As much as you might dislike the feeling, look, and/or smell of sunscreen, slapping it on whenever you plan on going outside can save your skin from most of the sun’s harmful effects. Indeed, dermatologists recommend wearing sunscreen year-round and also note the importance of wearing it indoors, as UV radiation can penetrate windows. At the very least, though, make sure you apply it if you’re going to spend time outside, especially on hot, sunny summer days. Also, re-apply your sunscreen as directed (typically every 2-3 hours when outside). Look for a quality sunscreen with an SPF of at least 30 (50 or higher, ideally). If you’re not sure what product(s) to choose, here is a helpful list of the best and latest sunscreens available.

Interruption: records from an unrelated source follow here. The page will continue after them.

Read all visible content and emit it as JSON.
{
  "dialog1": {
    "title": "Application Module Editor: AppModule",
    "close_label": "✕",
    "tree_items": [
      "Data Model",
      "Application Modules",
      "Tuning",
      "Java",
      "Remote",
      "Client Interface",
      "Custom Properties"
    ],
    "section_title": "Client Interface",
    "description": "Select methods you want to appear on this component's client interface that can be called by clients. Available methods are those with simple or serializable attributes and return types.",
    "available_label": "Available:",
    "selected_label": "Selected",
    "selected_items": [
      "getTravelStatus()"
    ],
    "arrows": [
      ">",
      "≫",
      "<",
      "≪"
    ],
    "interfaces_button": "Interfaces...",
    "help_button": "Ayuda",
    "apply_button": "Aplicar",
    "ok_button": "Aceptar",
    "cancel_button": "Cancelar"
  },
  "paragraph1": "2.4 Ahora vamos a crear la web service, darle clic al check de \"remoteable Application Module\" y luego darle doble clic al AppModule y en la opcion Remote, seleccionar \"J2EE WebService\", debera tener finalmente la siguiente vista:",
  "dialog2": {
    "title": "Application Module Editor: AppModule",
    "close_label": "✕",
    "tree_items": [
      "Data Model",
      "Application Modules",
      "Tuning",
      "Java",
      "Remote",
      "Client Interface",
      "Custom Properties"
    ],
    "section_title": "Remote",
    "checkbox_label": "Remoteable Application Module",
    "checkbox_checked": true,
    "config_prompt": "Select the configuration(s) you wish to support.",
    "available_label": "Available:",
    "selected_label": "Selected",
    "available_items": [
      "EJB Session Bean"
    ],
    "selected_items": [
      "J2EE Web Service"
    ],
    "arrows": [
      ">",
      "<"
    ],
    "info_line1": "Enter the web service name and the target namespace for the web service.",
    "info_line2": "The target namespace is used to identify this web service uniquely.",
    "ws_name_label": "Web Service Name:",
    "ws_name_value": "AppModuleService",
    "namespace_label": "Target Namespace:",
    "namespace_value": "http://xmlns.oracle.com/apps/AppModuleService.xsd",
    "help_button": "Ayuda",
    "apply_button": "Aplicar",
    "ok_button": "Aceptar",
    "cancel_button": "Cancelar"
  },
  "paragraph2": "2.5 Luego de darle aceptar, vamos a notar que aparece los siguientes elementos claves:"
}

A high-quality sunscreen is key to reducing summer sun damage, but it’s not the only way to avoid sun damaged skin. Simply covering up with clothing can help shield your skin from UV rays, too. Of course, layering up may be the last thing you want to do on a hot summer day, and doing so may lead your body to overheat. Fortunately, even wearing light clothing and accessories (i.e. long-sleeved T-shirt, hat, sunglasses, etc.) can make a difference.
Remember that shade is your friend, especially in the summer. Not only are shady spots cooler, they also act as natural force fields from UV radiation (which is why they’re cooler). Of course, some of the sun’s rays can still deflect onto your skin, so don’t rely on shade as your skin’s sole protector this summer. Also keep in mind that as the sun changes locations, there will be more or less natural shade available. To offset this, consider making your own shade with umbrellas, tents, awnings, etc.
As previously mentioned, shade comes and goes as the day progresses. This is due to the sun’s angle in relation to your location. The sun is highest in the sky (and therefore its rays are the most potent) between 10 A.M. and 2 P.M, so it’s often best to avoid outdoor activity during this 4-hour period. That said, even if you are outside before or after this range, the sun’s rays will still hit your skin as long as it’s in the sky at all. So, continue to wear sunscreen and protective clothing no matter what time you’re out during the summer.
It’s always important to keep your body and skin hydrated -- it’s especially crucial if you’re out in the summer sun for a long time. The sun’s powerful rays can quickly dehydrate you, leaving your skin more susceptible to damage while leaving you physically fatigued. Keep drinking water and spritz your skin with water on a regular basis to stay alert and protect your skin.
Despite your best efforts this summer, you may still fall prey to sun-damaged skin. If so, you should act quickly and invest in the proper skin care for sun damage to mitigate any discomfort, restore your skin’s healthy appearance, and stave off further problems. Some of these options include:
As always, consult your dermatologist before trying any of the above treatments or procedures for sun-damaged skin.
If you want to look and feel your best this summer, proper skin care must be a top priority. Let the experts at Premier Dermatology Partners help you determine the best ways to care for your unique skin. To learn more about our providers and all the services we offer, contact us today.